Picking a term to describe our hearing is fraught with implications.
The idea behind “hearing impaired” is that we are lesser human beings and must be fixed to function.
Those who suffer (dare I use “suffer”?) from mild to moderate hearing loss do not necessarily identify with the term deaf—a word that is historically loaded and also carries a distinction between capitalized and lowercase “d”. Uppercase “Deaf” reflects a community and a culture of identity, and carries pride similar to that of ethnic and religious groups.

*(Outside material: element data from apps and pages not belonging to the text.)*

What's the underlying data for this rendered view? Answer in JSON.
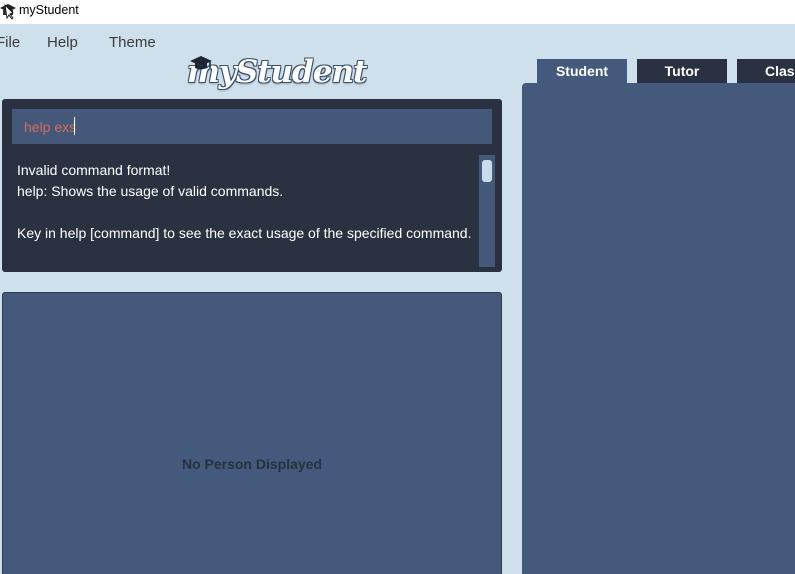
{
  "window": {
    "title": "myStudent"
  },
  "menu": {
    "file": "File",
    "help": "Help",
    "theme": "Theme"
  },
  "logo": {
    "text": "myStudent"
  },
  "command_box": {
    "input_value": "help exs",
    "result_text": "Invalid command format! \nhelp: Shows the usage of valid commands.\n\nKey in help [command] to see the exact usage of the specified command."
  },
  "person_list": {
    "empty_message": "No Person Displayed"
  },
  "tabs": [
    {
      "label": "Student"
    },
    {
      "label": "Tutor"
    },
    {
      "label": "Class"
    }
  ],
  "colors": {
    "background": "#cde0ec",
    "panel_dark": "#2a3140",
    "panel_blue": "#445a7d",
    "input_text": "#d86a59"
  }
}
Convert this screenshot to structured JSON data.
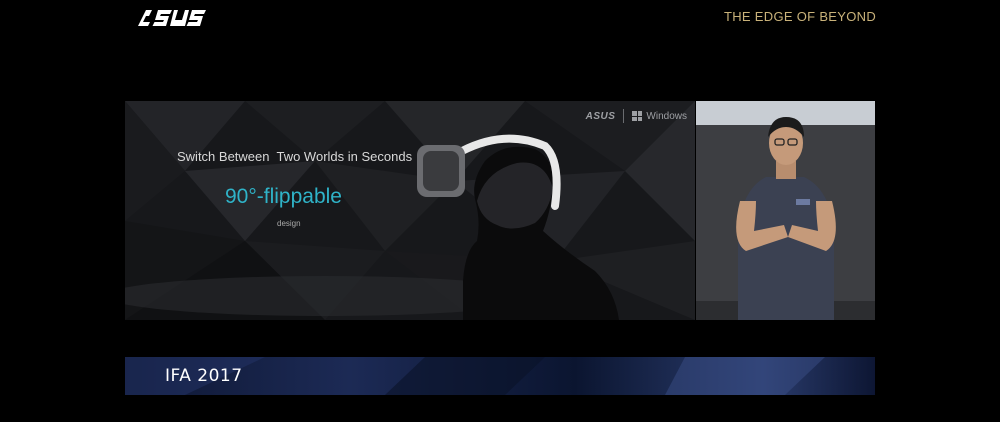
{
  "header": {
    "logo_text": "ASUS",
    "tagline": "THE EDGE OF BEYOND"
  },
  "slide": {
    "brand": "ASUS",
    "os_label": "Windows",
    "headline": "Switch Between  Two Worlds in Seconds",
    "feature": "90°-flippable",
    "feature_sub": "design"
  },
  "footer": {
    "event": "IFA 2017"
  },
  "colors": {
    "tagline": "#c9b27a",
    "feature_accent": "#2fb3c8",
    "footer_bar": "#1c2a55"
  }
}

Lowercase “deaf” can reflect only severe to profound hearing loss, or hearing loss on the whole, depending who you ask.